Last night, I saw a shooting star. It always feels lucky to catch a glimpse of that heavenly streak of light, but this was even more serendipitous. I was lying in bed, Dave beside me playing Words with Friends, his face illuminated by the glow from his iPad. My gaze had strayed from the game to the window and beyond, to the forked limbs of the maple tree black against the night sky. And there was the star, falling, it seemed, from one branch to the other.
To see a star fall as I lay in my bed? What are the odds? I so want to think it was a good omen from Mom or Dad or God, saying all will be well.
Dave, as always, fell asleep as soon as he closed his iPad. Also as always, I lay awake for hours. From the front of the house, the moon shone with extraordinary brightness, casting patterns of mullions and silver across the bedroom floor. More than once, I rose to press my nose against the cold glass of the windowpane. The pink Super moon was two days passed, but still, it was round and full and brilliant. I thought of all the eyes, going back through time, through hardship and longing, that had been lifted to that beacon.
A shooting star, a beaming full-faced moon: so much light in the darkness, and I want it to mean something, to portend hope well placed.
I’ve been sifting through old family pictures, some as far back as the 1800’s. One captures an elegant young woman dressed for a party, her hand resting gracefully on her lap, palm upturned. She is my great-grandmother, and she doesn’t look happy. What was she thinking when the picture was taken? How did she die? What was she like? What did she enjoy doing? Why didn’t I think of these questions when Mom was still alive?
To me, those in the past seem as gray and two-dimensional as their images. Hell, my own past seems a fiction now, when pictured moments of babies held close, giggling groups crammed close for a shot, and great gatherings of celebrants at weddings and holidays are forbidden luxuries. But I’ve given more thought lately to the reality of sorrow, fear, and pain faced by ancestors who endured great wars, depression, and disease.

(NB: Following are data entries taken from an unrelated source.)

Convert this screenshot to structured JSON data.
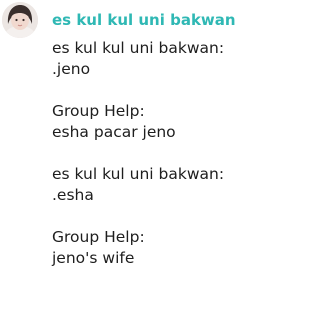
{
  "message": {
    "sender": "es kul kul uni bakwan",
    "avatar_icon": "profile-photo-avatar",
    "accent_color": "#2fb8b4",
    "lines": [
      "es kul kul uni bakwan:",
      ".jeno",
      "",
      "Group Help:",
      "esha pacar jeno",
      "",
      "es kul kul uni bakwan:",
      ".esha",
      "",
      "Group Help:",
      "jeno's wife"
    ]
  }
}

A friend wrote me recently about her great-grandfather. He returned from serving his country in World War I and then succumbed to the Spanish Flu. Imagine the elation of the safe return of that husband/father/son from mortal threat and one’s own release from the agonizing worry over his daily peril… only to lose him to illness at home. My heart stills at the cruelty and depth of that pain. With losses mounting from COVID-19, even of those striving to heal and help others, I want reasons, I want meaning. I cling to belief in a grand plan, far beyond my understanding… I must.
I pray a lot these days, often with tears, always with yearning, and always with gratitude for those on the front lines and in my own life, for so many years of blithe, wonderful times with loved ones. This pandemic crisis will end, and we will emerge from quarantine to hug again. For now, and for always, memories, prayers, phone visits, Dave’s hugs, funny videos, ZOOM-time with loved ones, and shooting stars must sustain me.